## [Data for review]
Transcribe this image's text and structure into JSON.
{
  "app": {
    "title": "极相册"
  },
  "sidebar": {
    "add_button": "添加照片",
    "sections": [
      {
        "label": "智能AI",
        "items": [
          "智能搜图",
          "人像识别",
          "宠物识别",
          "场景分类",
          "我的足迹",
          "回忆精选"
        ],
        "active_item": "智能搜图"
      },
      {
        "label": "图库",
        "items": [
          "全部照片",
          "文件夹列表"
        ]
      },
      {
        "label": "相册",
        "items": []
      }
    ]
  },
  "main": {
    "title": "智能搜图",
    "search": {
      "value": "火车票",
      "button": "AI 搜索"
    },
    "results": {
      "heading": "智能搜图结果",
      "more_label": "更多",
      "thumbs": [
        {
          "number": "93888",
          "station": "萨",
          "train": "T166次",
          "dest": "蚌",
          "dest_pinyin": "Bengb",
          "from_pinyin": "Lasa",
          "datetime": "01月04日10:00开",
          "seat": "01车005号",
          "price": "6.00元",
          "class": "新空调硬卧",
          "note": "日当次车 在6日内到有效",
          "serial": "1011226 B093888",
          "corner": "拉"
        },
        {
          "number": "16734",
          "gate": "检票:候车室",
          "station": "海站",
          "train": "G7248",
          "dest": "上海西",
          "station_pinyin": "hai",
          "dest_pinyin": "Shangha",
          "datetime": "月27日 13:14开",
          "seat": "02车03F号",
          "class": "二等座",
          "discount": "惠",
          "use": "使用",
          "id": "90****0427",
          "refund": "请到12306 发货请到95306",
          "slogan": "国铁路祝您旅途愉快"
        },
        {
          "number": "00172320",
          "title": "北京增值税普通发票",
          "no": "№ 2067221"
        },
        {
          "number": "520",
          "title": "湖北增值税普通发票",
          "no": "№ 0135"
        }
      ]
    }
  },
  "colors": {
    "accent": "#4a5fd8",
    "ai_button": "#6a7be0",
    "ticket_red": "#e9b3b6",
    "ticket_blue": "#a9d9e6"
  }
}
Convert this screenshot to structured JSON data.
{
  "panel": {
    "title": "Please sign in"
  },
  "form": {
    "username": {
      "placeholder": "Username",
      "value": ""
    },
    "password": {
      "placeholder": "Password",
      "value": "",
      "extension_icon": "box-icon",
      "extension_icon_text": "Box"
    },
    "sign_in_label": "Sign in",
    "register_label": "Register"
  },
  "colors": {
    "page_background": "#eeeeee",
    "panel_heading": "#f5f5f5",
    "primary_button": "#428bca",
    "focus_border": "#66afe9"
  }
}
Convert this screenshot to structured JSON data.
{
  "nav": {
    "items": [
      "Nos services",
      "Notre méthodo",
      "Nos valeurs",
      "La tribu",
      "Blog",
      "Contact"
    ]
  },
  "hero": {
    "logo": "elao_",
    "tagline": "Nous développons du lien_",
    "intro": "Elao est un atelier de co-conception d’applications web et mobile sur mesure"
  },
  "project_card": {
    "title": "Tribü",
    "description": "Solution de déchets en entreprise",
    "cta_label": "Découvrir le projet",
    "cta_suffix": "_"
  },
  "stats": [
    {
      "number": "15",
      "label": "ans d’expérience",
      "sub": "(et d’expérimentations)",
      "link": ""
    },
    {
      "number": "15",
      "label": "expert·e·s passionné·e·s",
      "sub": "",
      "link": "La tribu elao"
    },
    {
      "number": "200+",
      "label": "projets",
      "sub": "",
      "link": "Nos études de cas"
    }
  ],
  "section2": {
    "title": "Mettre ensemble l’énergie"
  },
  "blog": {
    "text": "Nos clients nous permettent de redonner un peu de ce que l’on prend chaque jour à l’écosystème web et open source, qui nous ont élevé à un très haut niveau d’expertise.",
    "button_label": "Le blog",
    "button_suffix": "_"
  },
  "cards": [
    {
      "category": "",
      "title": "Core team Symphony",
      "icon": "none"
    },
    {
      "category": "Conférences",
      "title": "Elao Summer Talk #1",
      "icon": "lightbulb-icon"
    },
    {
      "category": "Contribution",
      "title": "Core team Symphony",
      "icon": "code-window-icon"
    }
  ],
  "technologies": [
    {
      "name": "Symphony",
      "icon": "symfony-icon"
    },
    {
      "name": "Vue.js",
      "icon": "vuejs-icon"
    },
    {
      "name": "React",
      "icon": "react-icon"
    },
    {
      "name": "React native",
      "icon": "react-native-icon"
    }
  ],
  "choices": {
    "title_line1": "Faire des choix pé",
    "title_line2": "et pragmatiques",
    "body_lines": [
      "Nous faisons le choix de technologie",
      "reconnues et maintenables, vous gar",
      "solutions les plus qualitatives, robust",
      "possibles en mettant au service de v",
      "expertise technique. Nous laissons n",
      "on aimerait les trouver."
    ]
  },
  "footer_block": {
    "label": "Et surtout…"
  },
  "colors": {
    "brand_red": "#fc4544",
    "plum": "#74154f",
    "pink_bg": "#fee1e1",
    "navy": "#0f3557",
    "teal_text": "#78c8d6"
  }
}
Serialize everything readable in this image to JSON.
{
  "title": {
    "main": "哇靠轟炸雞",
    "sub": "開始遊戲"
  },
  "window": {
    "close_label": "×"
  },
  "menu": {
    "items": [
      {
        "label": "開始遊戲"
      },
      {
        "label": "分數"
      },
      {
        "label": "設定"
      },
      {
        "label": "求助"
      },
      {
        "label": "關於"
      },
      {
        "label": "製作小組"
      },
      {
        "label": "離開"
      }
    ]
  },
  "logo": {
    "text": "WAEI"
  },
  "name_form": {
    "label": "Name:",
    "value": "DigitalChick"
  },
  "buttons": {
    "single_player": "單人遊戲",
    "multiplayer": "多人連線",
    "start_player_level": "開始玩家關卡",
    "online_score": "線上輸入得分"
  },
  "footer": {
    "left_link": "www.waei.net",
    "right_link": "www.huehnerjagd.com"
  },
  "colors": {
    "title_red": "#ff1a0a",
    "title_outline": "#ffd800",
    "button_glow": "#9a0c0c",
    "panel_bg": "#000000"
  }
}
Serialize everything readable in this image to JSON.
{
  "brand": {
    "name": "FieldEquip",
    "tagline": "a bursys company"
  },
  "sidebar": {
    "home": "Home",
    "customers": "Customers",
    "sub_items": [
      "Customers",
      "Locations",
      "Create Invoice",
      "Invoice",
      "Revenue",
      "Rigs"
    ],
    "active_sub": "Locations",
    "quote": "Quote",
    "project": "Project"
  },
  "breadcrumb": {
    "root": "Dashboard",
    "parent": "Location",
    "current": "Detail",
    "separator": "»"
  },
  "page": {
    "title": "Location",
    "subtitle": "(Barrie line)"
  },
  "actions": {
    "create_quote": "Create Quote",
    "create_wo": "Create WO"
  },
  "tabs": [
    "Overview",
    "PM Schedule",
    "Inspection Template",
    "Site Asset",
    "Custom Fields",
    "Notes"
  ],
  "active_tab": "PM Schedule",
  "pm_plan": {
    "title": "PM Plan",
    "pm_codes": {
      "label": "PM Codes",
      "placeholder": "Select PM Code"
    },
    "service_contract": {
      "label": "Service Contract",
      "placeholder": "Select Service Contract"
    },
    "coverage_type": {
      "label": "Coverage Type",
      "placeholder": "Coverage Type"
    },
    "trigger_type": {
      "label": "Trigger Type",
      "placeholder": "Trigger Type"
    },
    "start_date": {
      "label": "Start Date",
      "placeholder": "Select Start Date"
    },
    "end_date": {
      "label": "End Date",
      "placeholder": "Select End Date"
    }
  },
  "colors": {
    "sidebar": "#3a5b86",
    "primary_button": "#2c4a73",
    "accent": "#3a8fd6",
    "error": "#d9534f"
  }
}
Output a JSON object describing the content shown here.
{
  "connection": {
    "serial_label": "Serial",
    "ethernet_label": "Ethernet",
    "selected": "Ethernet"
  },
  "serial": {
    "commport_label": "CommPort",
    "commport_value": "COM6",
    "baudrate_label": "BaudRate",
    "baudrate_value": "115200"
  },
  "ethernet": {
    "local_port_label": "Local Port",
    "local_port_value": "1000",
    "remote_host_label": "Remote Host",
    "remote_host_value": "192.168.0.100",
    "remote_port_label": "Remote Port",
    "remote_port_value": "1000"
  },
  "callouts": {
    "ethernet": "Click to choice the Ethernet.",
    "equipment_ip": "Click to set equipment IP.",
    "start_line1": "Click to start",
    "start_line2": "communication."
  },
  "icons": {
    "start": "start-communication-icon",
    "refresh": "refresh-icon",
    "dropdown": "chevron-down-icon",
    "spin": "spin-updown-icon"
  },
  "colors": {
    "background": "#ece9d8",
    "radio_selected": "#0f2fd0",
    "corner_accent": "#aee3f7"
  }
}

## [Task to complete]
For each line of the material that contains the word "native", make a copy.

## [Answer to the problem]
      "name": "React native",
      "icon": "react-native-icon"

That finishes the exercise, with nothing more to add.